Currently, there is an increase in the amount of research being conducted on hyperbaric medicine in modern practice. Published studies in leading journals, such as The New England Journal of Medicine and Critical Care Medicine document the use of HBOT for the treatment of such indications as sepsis, acute carbon monoxide poisoning, gas gangrene, air embolism, severe and infected wounds, bone infections, burns, ulcers and edema. But these established indications only begin to open the current chapter in the use of modern hyperbaric technology.
Uses of HBOT
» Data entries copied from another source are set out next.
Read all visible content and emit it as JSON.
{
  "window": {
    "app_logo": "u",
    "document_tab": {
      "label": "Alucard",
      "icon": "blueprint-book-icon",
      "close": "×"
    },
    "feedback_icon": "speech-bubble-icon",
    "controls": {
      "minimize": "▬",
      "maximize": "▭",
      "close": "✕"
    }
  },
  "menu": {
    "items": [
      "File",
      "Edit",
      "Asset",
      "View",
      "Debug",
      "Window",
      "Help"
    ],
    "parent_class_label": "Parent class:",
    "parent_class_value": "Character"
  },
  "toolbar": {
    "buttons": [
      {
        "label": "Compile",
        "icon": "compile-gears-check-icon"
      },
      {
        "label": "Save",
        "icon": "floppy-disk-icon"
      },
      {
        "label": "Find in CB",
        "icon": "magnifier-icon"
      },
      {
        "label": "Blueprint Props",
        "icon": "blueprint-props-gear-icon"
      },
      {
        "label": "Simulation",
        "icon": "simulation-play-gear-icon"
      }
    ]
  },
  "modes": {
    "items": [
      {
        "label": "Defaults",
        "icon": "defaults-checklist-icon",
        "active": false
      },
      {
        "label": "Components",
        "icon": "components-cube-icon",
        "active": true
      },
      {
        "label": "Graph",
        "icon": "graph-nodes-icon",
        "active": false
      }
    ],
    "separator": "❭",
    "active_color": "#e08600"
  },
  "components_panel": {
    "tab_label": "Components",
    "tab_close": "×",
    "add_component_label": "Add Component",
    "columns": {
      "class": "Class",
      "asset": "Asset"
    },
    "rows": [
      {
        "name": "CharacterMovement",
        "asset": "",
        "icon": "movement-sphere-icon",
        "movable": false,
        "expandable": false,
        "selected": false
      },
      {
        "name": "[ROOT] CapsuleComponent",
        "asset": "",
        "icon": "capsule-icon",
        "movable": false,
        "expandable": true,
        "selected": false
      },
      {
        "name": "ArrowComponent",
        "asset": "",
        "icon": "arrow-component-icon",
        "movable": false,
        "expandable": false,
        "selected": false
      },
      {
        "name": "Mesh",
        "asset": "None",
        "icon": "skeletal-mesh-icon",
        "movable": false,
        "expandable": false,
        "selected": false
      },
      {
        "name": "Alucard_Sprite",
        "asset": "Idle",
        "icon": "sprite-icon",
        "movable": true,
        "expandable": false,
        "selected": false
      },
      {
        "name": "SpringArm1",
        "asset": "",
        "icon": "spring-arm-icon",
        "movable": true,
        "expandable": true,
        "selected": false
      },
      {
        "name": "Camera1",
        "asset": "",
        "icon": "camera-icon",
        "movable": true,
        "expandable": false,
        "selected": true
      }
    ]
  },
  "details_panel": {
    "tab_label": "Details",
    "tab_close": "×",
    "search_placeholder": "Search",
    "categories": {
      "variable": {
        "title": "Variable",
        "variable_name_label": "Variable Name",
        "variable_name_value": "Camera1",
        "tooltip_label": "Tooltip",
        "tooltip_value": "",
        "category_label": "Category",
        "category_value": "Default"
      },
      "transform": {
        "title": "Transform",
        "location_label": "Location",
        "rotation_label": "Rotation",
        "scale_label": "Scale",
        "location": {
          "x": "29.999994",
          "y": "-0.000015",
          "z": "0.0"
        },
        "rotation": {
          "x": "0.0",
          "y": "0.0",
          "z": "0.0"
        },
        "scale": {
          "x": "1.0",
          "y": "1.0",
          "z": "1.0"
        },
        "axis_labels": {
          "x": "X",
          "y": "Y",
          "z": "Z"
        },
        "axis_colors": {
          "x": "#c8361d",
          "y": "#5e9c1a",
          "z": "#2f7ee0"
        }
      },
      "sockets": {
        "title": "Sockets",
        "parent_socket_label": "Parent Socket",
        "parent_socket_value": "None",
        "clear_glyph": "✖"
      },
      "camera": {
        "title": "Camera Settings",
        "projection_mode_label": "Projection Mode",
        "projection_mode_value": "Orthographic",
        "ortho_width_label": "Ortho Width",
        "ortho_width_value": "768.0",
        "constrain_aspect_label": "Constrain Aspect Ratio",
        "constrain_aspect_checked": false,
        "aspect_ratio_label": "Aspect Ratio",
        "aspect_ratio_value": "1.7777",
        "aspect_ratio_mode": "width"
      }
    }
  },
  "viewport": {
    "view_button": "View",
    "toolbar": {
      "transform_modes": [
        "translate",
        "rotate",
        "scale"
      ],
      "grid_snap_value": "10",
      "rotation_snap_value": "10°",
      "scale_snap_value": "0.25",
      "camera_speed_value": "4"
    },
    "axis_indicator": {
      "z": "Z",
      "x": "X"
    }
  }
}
There are studies now that indicate its effectiveness in neurological conditions published in leading journals such as Stroke and Journal of Neurology. We have had success in neurological conditions such as intervertebral disc herniation that left the dog paralyzed or in severe pain. We also most often combine this adjunctive hyperbaric oxygen therapy with surgery and other medical therapies that are designed to decrease inflammation and spinal cord swelling, i.e., targeted pulsed electromagnetic field therapy, hypertonic saline and mannitol. In short, the indications of hyperbaric oxygen are continuing to expand so please ask us about its possibility for your pet if we do not ? Here is a brief partial list of conditions we commonly treat with HBOT:
- Severe wounds
- Postoperative skin flaps
- Wound infections
- Fractures especially those not healing well
- Fungal infections
- Head and spinal cord injuries
- Gastrointestinal infections
- GI foreign bodies (both before and after surgery)
- Kidney infections
- Paralysis from disc ruptures
- Pain from disc protrusion
- Post operative swelling and pain
- Crush injuries
- Post resuscitation
- Pain palliation with cancer patients
- Smoke inhalation
- Carbon monoxide poisoning
- Snake and spider bite
Laser Therapy for Cats
Cats are susceptible to arthritis, spinal pain, and orthopedic issues just like dogs. However, their unique metabolism limits the medical therapies available to help control their pain. A safe, effective treatment to reduce pain and inflammation in our feline patients is Laser Therapy. The laser brings targeted energy to control inflammation. Most cats, like Spike, love
Pet Insurance is a great way to insure you are always able to provide the best possible care for your pet. There are several companies to chose from and many options no matter what level of coverage you prefer. Pet insurance is coverage for veterinary bills due to unexpected accidents or illnesses. Compare policy features,
The Cost Of Compassion
Your pet’s comfort and safety is our primary concern. We know that anesthesia and surgery are stressful for both you and your pet. We understand that cost is often a factor in choosing your pet’s health care, and want to be sure that you understand how our hospital policies can make a real difference to